Barbara Hacker’s 1999 speech for the Tenth Anniversary of the Center for the Healing of Racism
The Last Ten Years
In the early summer of 1989, an ethnically diverse group of individuals began to meet together around the topic of racism, the role it played in their lives, and the pain they had suffered and witnessed. The emphasis was on personal growth and healing, and finding ways to work proactively to eliminate racism and spread understanding of the principle it violates–the oneness of humanity. Other persons joined the group and members became involved in studying and equipping themselves with the knowledge and skills necessary to reach out to the wider community. Weekend workshops were sponsored. Dialogue: Racism was created and offered three times a year.
Thus came into being the Institute for the Healing of Racism, now known as the Center for the Healing of Racism. The Center’s Articles of Incorporation were approved by the State of Texas on November 17, 1992. The organization is governed by a board of directors and its program is managed by two experienced co-directors.
With its purpose being the healing of racism, the Center thoughtfully established the goals that would guide this achievement. These goals call for the creation of a safe and accepting environment in which people can explore issues of racism, recognize its manifestations, examine assumptions and beliefs, understand its impact on themselves and others, and receive the support and encouragement to begin the healing process. In addition, the Center recognizes benefits to be derived from actively seeking to build coalitions with other groups and associations that share a commitment to racial justice.
The hallmark of the Center, the program called Dialogue: Racism, started as a series of public meetings, with a small group of persons gathered to share their experiences. From these meetings, study and research evolved the unique Dialogue program, its facilitators, core curriculum, and interaction techniques. The Center’s offerings now include the nine-week Dialogue series, intensive weekend workshops, a summer film series, a Speaker’s Bureau, a quarterly newsletter, and a resource library of videos and publications. In addition a program called “Opening the Breadbasket” was created in late 1997 to teach young children about the oneness of humanity. It has been offered in a number of schools and was well received.
What sets the Center apart from other groups working on the issue of racism is its emphasis on healing. It’s service to the community has a strong educational base. Its aim is to first educate about racism, then facilitate the process by which individuals can begin to counter the effects of racism in their lives and become empowered to interrupt the cycle of racist attitudes. First the awakening arid then the healing.

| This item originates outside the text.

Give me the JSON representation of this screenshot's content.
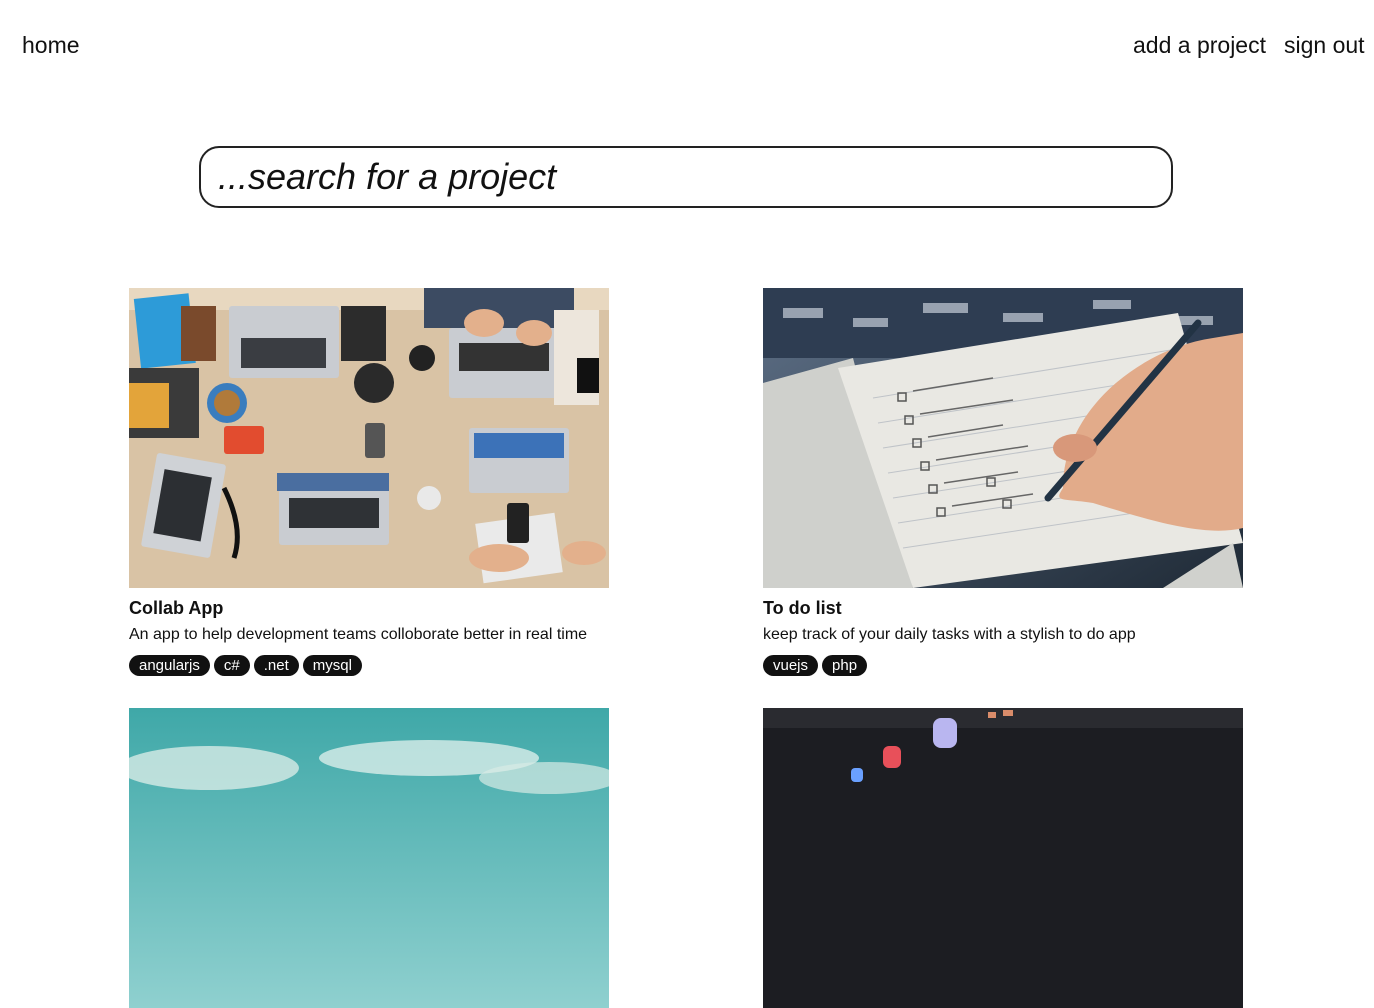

The co-directors are the primary service providers. However, the talents of many members are regularly drawn upon to fulfill speaking engagements, conduct workshops etc. This non-profit organization has been able to grow in the number of participants at Center activities from 60 in 1989 to over 18,000 to date.